The U.S. Court of Appeals for the 5th Circuit said Tuesday it will hold a two-hour oral argument session in New Orleans next month to determine if it should place a stay on U.S. District Court Judge Andrew Hanen’s injunction against President Obama’s executive orders on immigration. Hanen approved the injunction request last month by the 26 states that allege Obama’s actions were unconstitutional.

The oral arguments, which will take place in New Orleans on April 17, will determine if the injunction will be temporarily blocked while the federal government appeals Hanen’s decision, according to Politico.
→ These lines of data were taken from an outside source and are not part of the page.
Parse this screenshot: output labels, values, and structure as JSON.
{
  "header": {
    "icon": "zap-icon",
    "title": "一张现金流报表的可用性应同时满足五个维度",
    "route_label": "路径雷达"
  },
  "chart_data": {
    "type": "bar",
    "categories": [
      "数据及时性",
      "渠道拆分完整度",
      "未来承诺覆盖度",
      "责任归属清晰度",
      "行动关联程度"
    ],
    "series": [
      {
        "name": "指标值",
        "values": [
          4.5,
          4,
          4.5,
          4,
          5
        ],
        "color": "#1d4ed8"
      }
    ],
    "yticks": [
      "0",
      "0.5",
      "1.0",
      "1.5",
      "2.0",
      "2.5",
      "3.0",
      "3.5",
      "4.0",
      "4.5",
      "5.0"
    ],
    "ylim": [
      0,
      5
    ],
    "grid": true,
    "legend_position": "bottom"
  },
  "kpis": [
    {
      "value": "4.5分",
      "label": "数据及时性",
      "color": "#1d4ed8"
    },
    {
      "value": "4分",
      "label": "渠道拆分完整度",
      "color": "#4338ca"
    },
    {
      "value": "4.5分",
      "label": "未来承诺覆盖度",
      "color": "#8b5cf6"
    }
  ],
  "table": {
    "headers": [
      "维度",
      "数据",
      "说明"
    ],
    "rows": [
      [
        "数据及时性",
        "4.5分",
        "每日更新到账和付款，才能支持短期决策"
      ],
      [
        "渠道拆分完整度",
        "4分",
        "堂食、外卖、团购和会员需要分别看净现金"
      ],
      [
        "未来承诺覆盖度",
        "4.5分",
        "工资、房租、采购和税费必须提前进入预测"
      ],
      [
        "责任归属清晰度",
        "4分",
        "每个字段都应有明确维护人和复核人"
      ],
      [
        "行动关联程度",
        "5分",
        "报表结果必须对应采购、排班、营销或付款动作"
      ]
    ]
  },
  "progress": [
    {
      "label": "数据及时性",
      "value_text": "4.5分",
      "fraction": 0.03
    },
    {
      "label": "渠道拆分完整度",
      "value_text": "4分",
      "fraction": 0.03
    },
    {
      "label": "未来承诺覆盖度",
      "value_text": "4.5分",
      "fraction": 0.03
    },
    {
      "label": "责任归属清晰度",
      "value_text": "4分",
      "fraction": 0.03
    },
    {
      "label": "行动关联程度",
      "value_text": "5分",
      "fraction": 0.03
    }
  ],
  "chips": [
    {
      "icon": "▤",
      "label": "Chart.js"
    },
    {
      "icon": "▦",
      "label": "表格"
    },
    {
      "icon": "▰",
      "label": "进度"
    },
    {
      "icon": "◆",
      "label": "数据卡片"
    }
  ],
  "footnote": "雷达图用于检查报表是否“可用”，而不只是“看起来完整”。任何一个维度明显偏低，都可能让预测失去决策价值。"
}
In addition, the Court of Appeals approved the federal government’s request to expedite a merits appeal process related to the states’ lawsuit against the Obama administration and set a schedule through May.  

“The rule of law is at the very heart of our case against President Obama’s lawless immigration action," said Texas Attorney General Ken Paxton in a statement. "We are a nation of laws, and we are proud to lead a bipartisan coalition of 26 states fighting this administration’s unilateral and unconstitutional use of executive power. We will vigorously oppose the president’s illegal amnesty plan in court.”

The 5th Circuit stressed its order was not an attempt to weigh in on Hanen’s current dispute with Justice Department attorneys who may have misled him on when the federal government would enact certain aspects of Obama’s plan to shield some 5 million illegal immigrants from deportation. “Nothing in this order is intended to affect or constitute a comment on any ongoing proceedings in the district court,” the order said.

Hanen presided over a federal hearing last week in Brownsville, Texas, during which he said he would consider sanctions against the Justice Department if he finds sufficient evidence that officials lied to him about Obama’s program. Justice Department attorney Kathleen Hartnett allegedly told Hanen that the expansion of a program to provide more than 100,000 illegal immigrants with protection from deportation and a three-year window of deferred action would not be implemented before the injunction took effect. But when Hanen issued the injunction on Feb. 16, the immigrants had already received the protection.

Hartnett apologized to Hanen during a contentious hearing last Thursday, but disputed the notion the Justice Department should be sanctioned. “We strive to be as candid as possible. It truly became clear to us there was confusion on this point,” Hartnett said.